As Palestinians celebrate the vote at the UN upgrading their status at the world body, spare a thought for the Israeli and US diplomats who have been labouring for months to block the move.
The fact is that when it came to the vote on November 29, the only American ally to stand with Washington was Canada. In Europe, France and Italy voted for Palestine, while unexpectedly, Germany and Britain abstained instead of supporting Israel, as they have traditionally done.
Overall, only nine states opposed the Palestinian bid while 138 supported it. There were 41 abstentions. Although resigned to the majority voting for Palestine, American and Israeli diplomacy aimed to persuade major democratic industrial countries to vote against, thereby robbing the notion of a Palestinian state of a degree of legitimacy. The eventual count came as a big disappointment for Israeli and American leaders.
But in reality, the vote reflects the growing unpopularity of Israel across much of the world. The accelerating colonisation of the West Bank, and the increasingly remote prospects of a viable Palestinian state, have disenchanted even staunch supporters of Israel. The recent conflict in Gaza is a reminder that the tiny territory remains an open-air prison where Palestinians are forced to live in squalor due to the Israeli siege.
While Hamas leaders in Gaza have welcomed the UN victory, they remain convinced that they will have to continue fighting. As Khaled Meshaal, the Hamas leader, said recently: “Negotiating without powerful cards on the ground has no meaning. It will turn into begging. This enemy doesn’t give anything unless under pressure.”
But if by “powerful cards” Meshaal meant the rockets Hamas and Islamic Jihad launched at Israel recently, they turned out to be damp squibs in the face of the defences the IDF (Israeli Defence Force) mounted against them. The Iron Dome anti-missile system was a huge success, managing to shoot down well over 80 per cent of the rockets heading towards Israeli targets.
No, the real game changer in the Gaza conflict was the emergence of pro-Palestinian governments in the wake of the Arab Spring. As the days wore on and Hamas continued its defiance in the face of hundreds of Israeli airstrikes, public anger in the region against Tel Aviv mounted.
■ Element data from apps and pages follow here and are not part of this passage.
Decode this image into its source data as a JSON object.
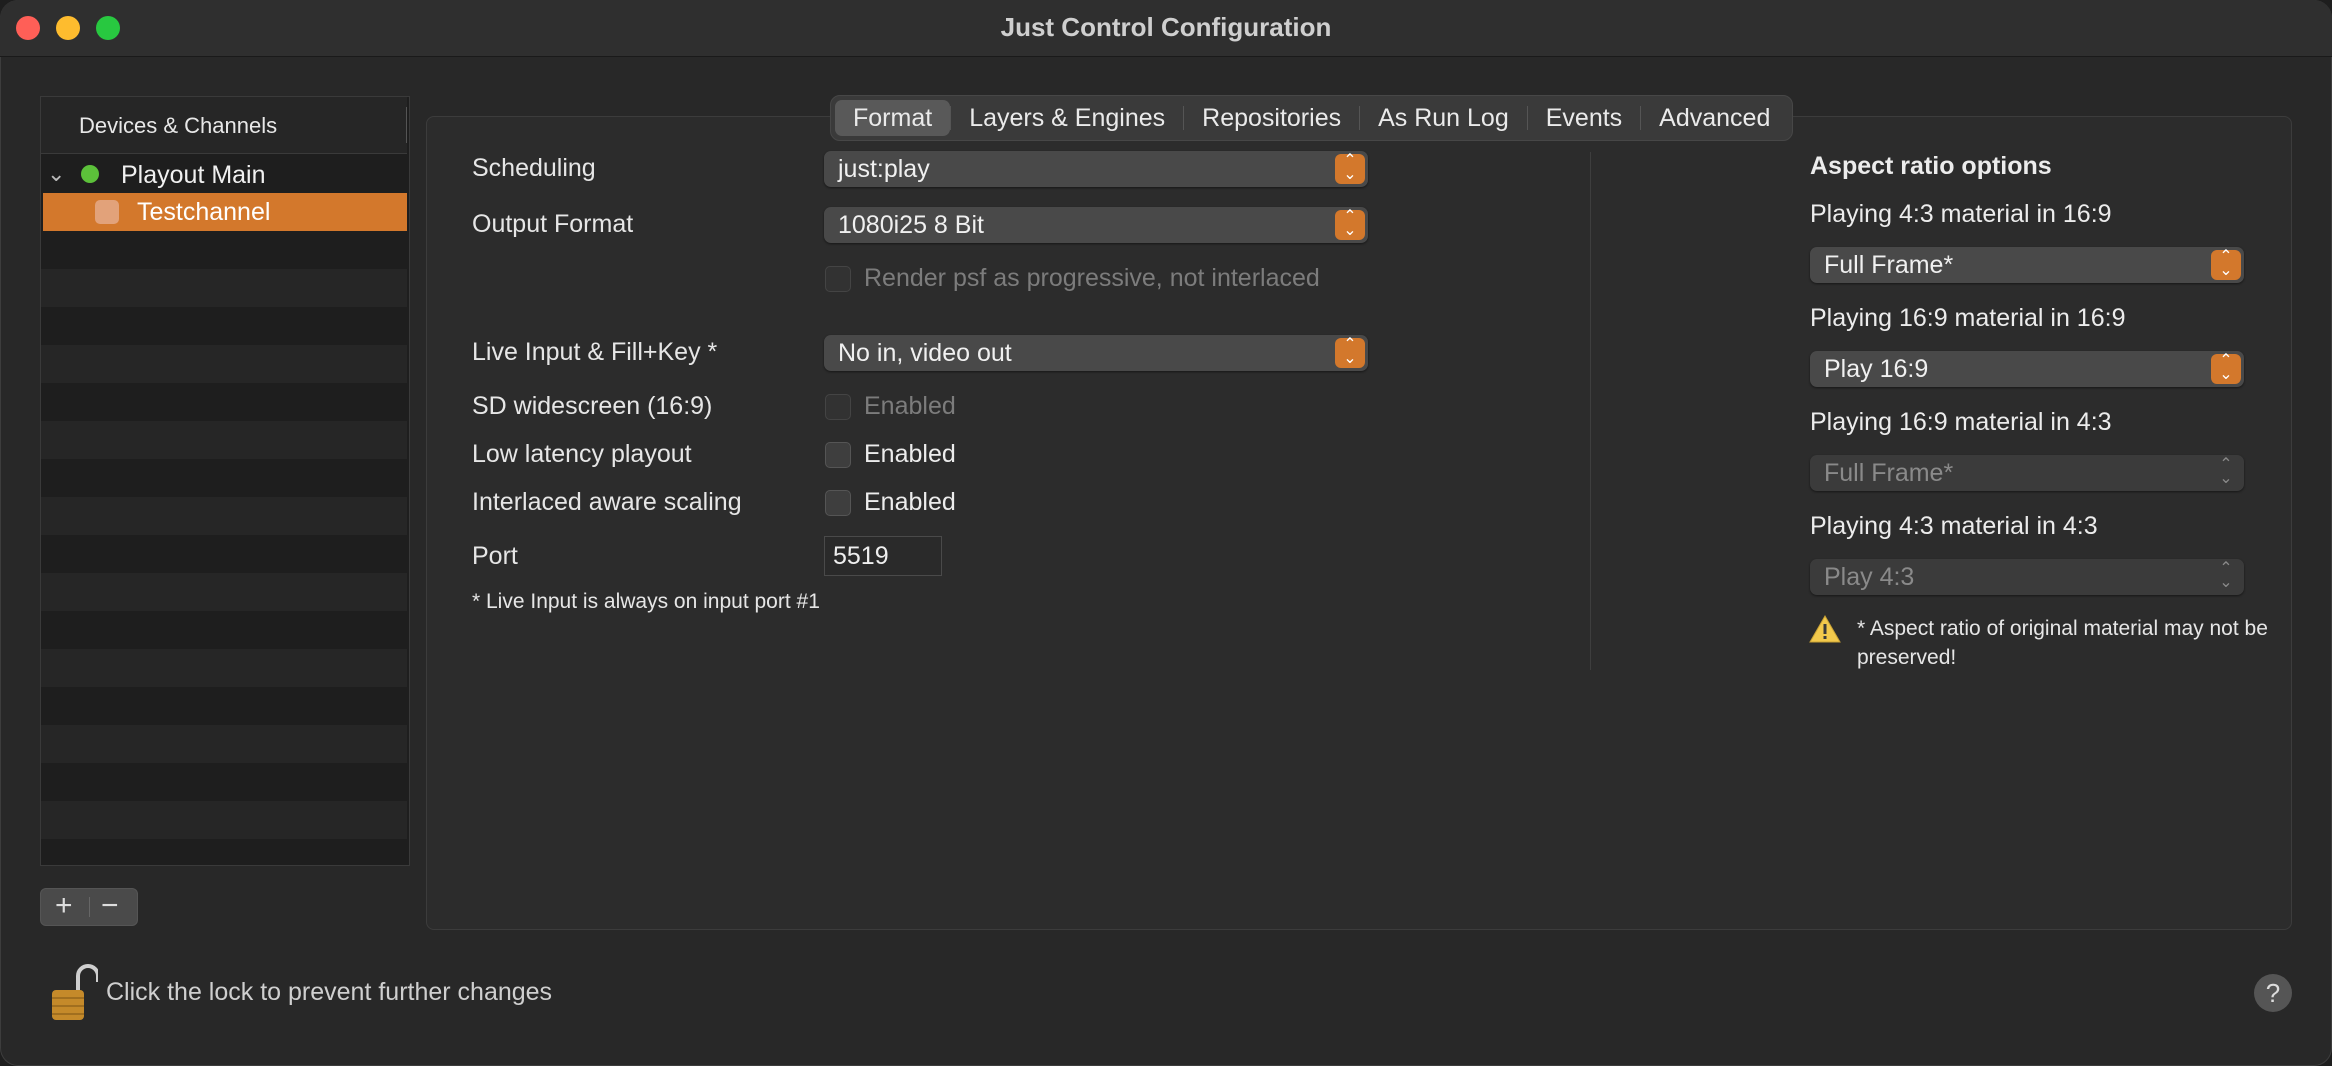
{
  "window": {
    "title": "Just Control Configuration"
  },
  "sidebar": {
    "header": "Devices & Channels",
    "items": [
      {
        "label": "Playout Main",
        "status_color": "#5cc13a"
      },
      {
        "label": "Testchannel",
        "selected": true
      }
    ],
    "add_icon": "plus-icon",
    "remove_icon": "minus-icon"
  },
  "tabs": [
    "Format",
    "Layers & Engines",
    "Repositories",
    "As Run Log",
    "Events",
    "Advanced"
  ],
  "active_tab": "Format",
  "format": {
    "scheduling": {
      "label": "Scheduling",
      "value": "just:play"
    },
    "output_format": {
      "label": "Output Format",
      "value": "1080i25 8 Bit"
    },
    "render_psf": {
      "label": "Render psf as progressive, not interlaced",
      "checked": false,
      "enabled": false
    },
    "live_input": {
      "label": "Live Input & Fill+Key *",
      "value": "No in, video out"
    },
    "sd_widescreen": {
      "label": "SD widescreen (16:9)",
      "checkbox_label": "Enabled",
      "checked": false,
      "enabled": false
    },
    "low_latency": {
      "label": "Low latency playout",
      "checkbox_label": "Enabled",
      "checked": false
    },
    "interlaced_scaling": {
      "label": "Interlaced aware scaling",
      "checkbox_label": "Enabled",
      "checked": false
    },
    "port": {
      "label": "Port",
      "value": "5519"
    },
    "note": "* Live Input is always on input port #1"
  },
  "aspect": {
    "title": "Aspect ratio options",
    "options": [
      {
        "label": "Playing 4:3 material in 16:9",
        "value": "Full Frame*",
        "enabled": true
      },
      {
        "label": "Playing 16:9 material in 16:9",
        "value": "Play 16:9",
        "enabled": true
      },
      {
        "label": "Playing 16:9 material in 4:3",
        "value": "Full Frame*",
        "enabled": false
      },
      {
        "label": "Playing 4:3 material in 4:3",
        "value": "Play 4:3",
        "enabled": false
      }
    ],
    "warning": "* Aspect ratio of original material may not be preserved!",
    "warning_icon": "warning-icon"
  },
  "footer": {
    "lock_text": "Click the lock to prevent further changes",
    "lock_icon": "lock-open-icon",
    "help": "?"
  },
  "colors": {
    "accent": "#d3782c",
    "status_green": "#5cc13a"
  }
}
In many Western countries, there was growing concern that the marginalisation of Mahmoud Abbas, the President of the Palestinian Authority, could lead to an increase in the popularity of radical groups like Hamas. And Israel and the US have not given him anything to show his people as tangible benefits of his cooperation with Tel Aviv.
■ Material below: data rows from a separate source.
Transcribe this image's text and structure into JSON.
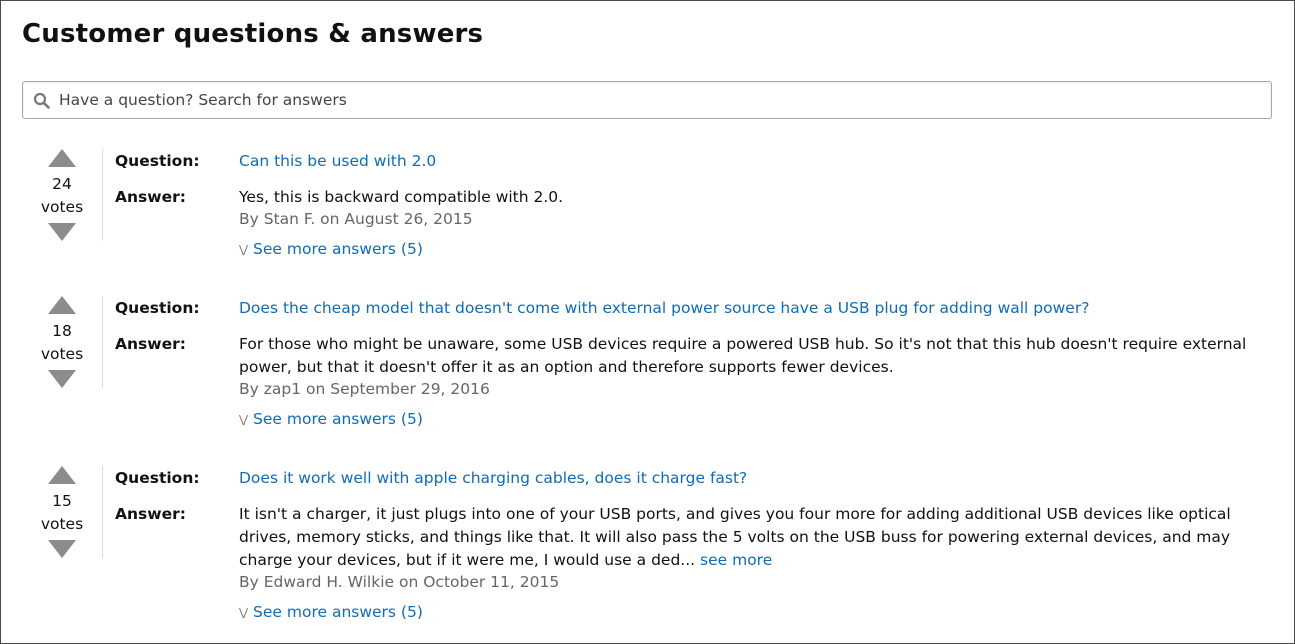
{
  "page": {
    "title": "Customer questions & answers"
  },
  "search": {
    "placeholder": "Have a question? Search for answers",
    "icon": "search-icon"
  },
  "labels": {
    "question": "Question:",
    "answer": "Answer:",
    "votes": "votes"
  },
  "colors": {
    "link": "#0f6cb6",
    "byline": "#666666",
    "vote_arrow": "#8c8c8c"
  },
  "qa": [
    {
      "votes": "24",
      "question": "Can this be used with 2.0",
      "answer": "Yes, this is backward compatible with 2.0.",
      "answer_more": "",
      "byline": "By Stan F. on August 26, 2015",
      "see_more": "See more answers (5)"
    },
    {
      "votes": "18",
      "question": "Does the cheap model that doesn't come with external power source have a USB plug for adding wall power?",
      "answer": "For those who might be unaware, some USB devices require a powered USB hub. So it's not that this hub doesn't require external power, but that it doesn't offer it as an option and therefore supports fewer devices.",
      "answer_more": "",
      "byline": "By zap1 on September 29, 2016",
      "see_more": "See more answers (5)"
    },
    {
      "votes": "15",
      "question": "Does it work well with apple charging cables, does it charge fast?",
      "answer": "It isn't a charger, it just plugs into one of your USB ports, and gives you four more for adding additional USB devices like optical drives, memory sticks, and things like that. It will also pass the 5 volts on the USB buss for powering external devices, and may charge your devices, but if it were me, I would use a ded...",
      "answer_more": "see more",
      "byline": "By Edward H. Wilkie on October 11, 2015",
      "see_more": "See more answers (5)"
    }
  ]
}
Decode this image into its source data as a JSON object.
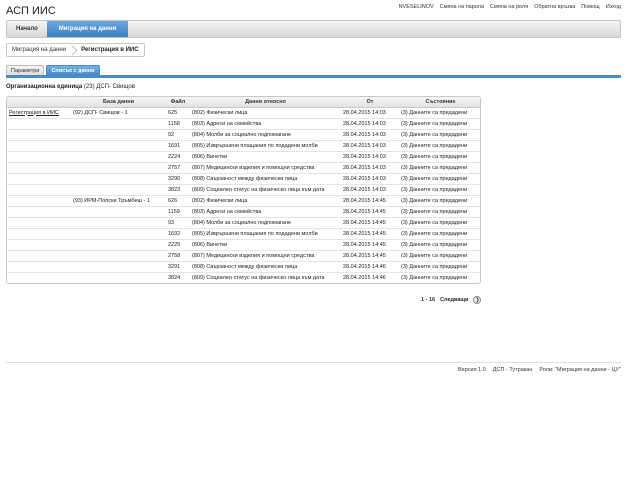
{
  "app": {
    "title": "АСП ИИС"
  },
  "top_links": [
    "NVESELINOV",
    "Смяна на парола",
    "Смяна на роля",
    "Обратна връзка",
    "Помощ",
    "Изход"
  ],
  "menu": {
    "home": "Начало",
    "migration": "Миграция на данни"
  },
  "breadcrumb": {
    "parent": "Миграция на данни",
    "current": "Регистрация в ИИС"
  },
  "tabs": {
    "params": "Параметри",
    "list": "Списък с данни"
  },
  "org": {
    "label": "Организационна единица",
    "value": "(23) ДСП- Свищов"
  },
  "table": {
    "headers": [
      "База данни",
      "Файл",
      "Данни относно",
      "От",
      "Състояние"
    ],
    "rows": [
      {
        "reg": "Регистрация в ИИС",
        "db": "(92) ДСП- Свищов - 1",
        "file": "625",
        "about": "(802) Физически лица",
        "from": "28.04.2015 14:03",
        "state": "(3) Данните са предадени"
      },
      {
        "reg": "",
        "db": "",
        "file": "1158",
        "about": "(803) Адреси на семейства",
        "from": "28.04.2015 14:03",
        "state": "(3) Данните са предадени"
      },
      {
        "reg": "",
        "db": "",
        "file": "92",
        "about": "(804) Молби за социално подпомагане",
        "from": "28.04.2015 14:03",
        "state": "(3) Данните са предадени"
      },
      {
        "reg": "",
        "db": "",
        "file": "1691",
        "about": "(805) Изврършени плащания по подадени молби",
        "from": "28.04.2015 14:03",
        "state": "(3) Данните са предадени"
      },
      {
        "reg": "",
        "db": "",
        "file": "2224",
        "about": "(806) Винетки",
        "from": "28.04.2015 14:03",
        "state": "(3) Данните са предадени"
      },
      {
        "reg": "",
        "db": "",
        "file": "2757",
        "about": "(807) Медицински изделия и помощни средства",
        "from": "28.04.2015 14:03",
        "state": "(3) Данните са предадени"
      },
      {
        "reg": "",
        "db": "",
        "file": "3290",
        "about": "(808) Свързаност между физически лица",
        "from": "28.04.2015 14:03",
        "state": "(3) Данните са предадени"
      },
      {
        "reg": "",
        "db": "",
        "file": "3823",
        "about": "(809) Социален статус на физическо лица към дата",
        "from": "28.04.2015 14:03",
        "state": "(3) Данните са предадени"
      },
      {
        "reg": "",
        "db": "(93) ИРМ-Полски Тръмбеш - 1",
        "file": "626",
        "about": "(802) Физически лица",
        "from": "28.04.2015 14:45",
        "state": "(3) Данните са предадени"
      },
      {
        "reg": "",
        "db": "",
        "file": "1159",
        "about": "(803) Адреси на семейства",
        "from": "28.04.2015 14:45",
        "state": "(3) Данните са предадени"
      },
      {
        "reg": "",
        "db": "",
        "file": "93",
        "about": "(804) Молби за социално подпомагане",
        "from": "28.04.2015 14:45",
        "state": "(3) Данните са предадени"
      },
      {
        "reg": "",
        "db": "",
        "file": "1692",
        "about": "(805) Изврършени плащания по подадени молби",
        "from": "28.04.2015 14:45",
        "state": "(3) Данните са предадени"
      },
      {
        "reg": "",
        "db": "",
        "file": "2225",
        "about": "(806) Винетки",
        "from": "28.04.2015 14:45",
        "state": "(3) Данните са предадени"
      },
      {
        "reg": "",
        "db": "",
        "file": "2758",
        "about": "(807) Медицински изделия и помощни средства",
        "from": "28.04.2015 14:45",
        "state": "(3) Данните са предадени"
      },
      {
        "reg": "",
        "db": "",
        "file": "3291",
        "about": "(808) Свързаност между физически лица",
        "from": "28.04.2015 14:46",
        "state": "(3) Данните са предадени"
      },
      {
        "reg": "",
        "db": "",
        "file": "3824",
        "about": "(809) Социален статус на физическо лица към дата",
        "from": "28.04.2015 14:46",
        "state": "(3) Данните са предадени"
      }
    ]
  },
  "pager": {
    "range": "1 - 16",
    "next": "Следващи",
    "next_icon": "chevron-right-icon"
  },
  "footer": {
    "version": "Версия 1.0",
    "unit": "ДСП - Тутракан",
    "roles": "Роли: \"Миграция на данни - ЦУ\""
  },
  "colors": {
    "accent": "#4b8ac8",
    "menu_active": "#3c7fc0"
  }
}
So several governments calculated that Palestine should at least win its bid for statehood at the UN, albeit as a non-member observer.
Clearly, the new Palestinian status at the UN will not lead to any dramatic change in the nature of the Israeli occupation. On the contrary, Benjamin Netanyahu, the Israeli Prime Minister, has used the UN vote to announce the construction of 3,000 new homes for settlers in the West Bank and East Jerusalem. But then Israel has never needed any excuses for colonial expansion: there are already over half a million Israeli Jewish settlers living in the occupied West Bank.
While Israel’s desire to squash all Palestinian aspirations to statehood is understandable, the strong American opposition to the UN vote is difficult to fathom. The reason given by American spokesmen is that the change in Palestinian status at the UN would make negotiations with Israel more complicated. This implies that there was an ongoing peace process that was in danger of being derailed.
Nothing could be further from the truth. For years now, even talks about talks have been in the doldrums. Ever since US President Barack Obama raised Palestinian hopes early in his first tenure, he has done nothing but disappoint by rolling over constantly before Israeli obduracy.
The advantage of the change at the UN is that it gives the contours of the future Palestinian state: finally, a legal document approved by the world body declares that the pre-1967 boundary will separate Israel from Palestine.
The vote will also place pressure on Hamas and Fatah to reconcile their differences so a joint negotiating position can be achieved. Their squabbling has presented Israel with an excuse to avoid talks. Hamas needs to formally accept the existence of the state of Israel within its legal borders if they are to be taken as a serious partner in peace talks.
As ceasefire talks in Cairo between Israel and Hamas, with Egyptian mediation, showed, President Mursi is now a major player in future negotiations. Hamas needs his support too badly to ignore him if he suggests moderation. He is also well placed to effect a reconciliation between Hamas and Fatah.
Paradoxically, just as Israel is at its strongest militarily, it is more isolated than ever. Turkey, its only major Muslim ally, is now hostile to Tel Aviv. Syria, a non-combatant foe, is in a flux, and an anti-Israel government could well emerge there.
The Jordanian throne is increasingly shaky. And as the stream of important visitors to Gaza during the Israeli bombardment showed, Palestinians are no longer as isolated as they were.
We can see why Israel is fighting this tide: the leaders of the Jewish state see it as a matter of survival. But the United States is choosing to alienate millions in an important region at a critical time in its political evolution.
It would have been viewed as less biased had it not taken such an unnecessarily hard line at the UN. So those who expect Obama to be more even-handed in his second term are going to be disappointed again.
By arrangement with Dawn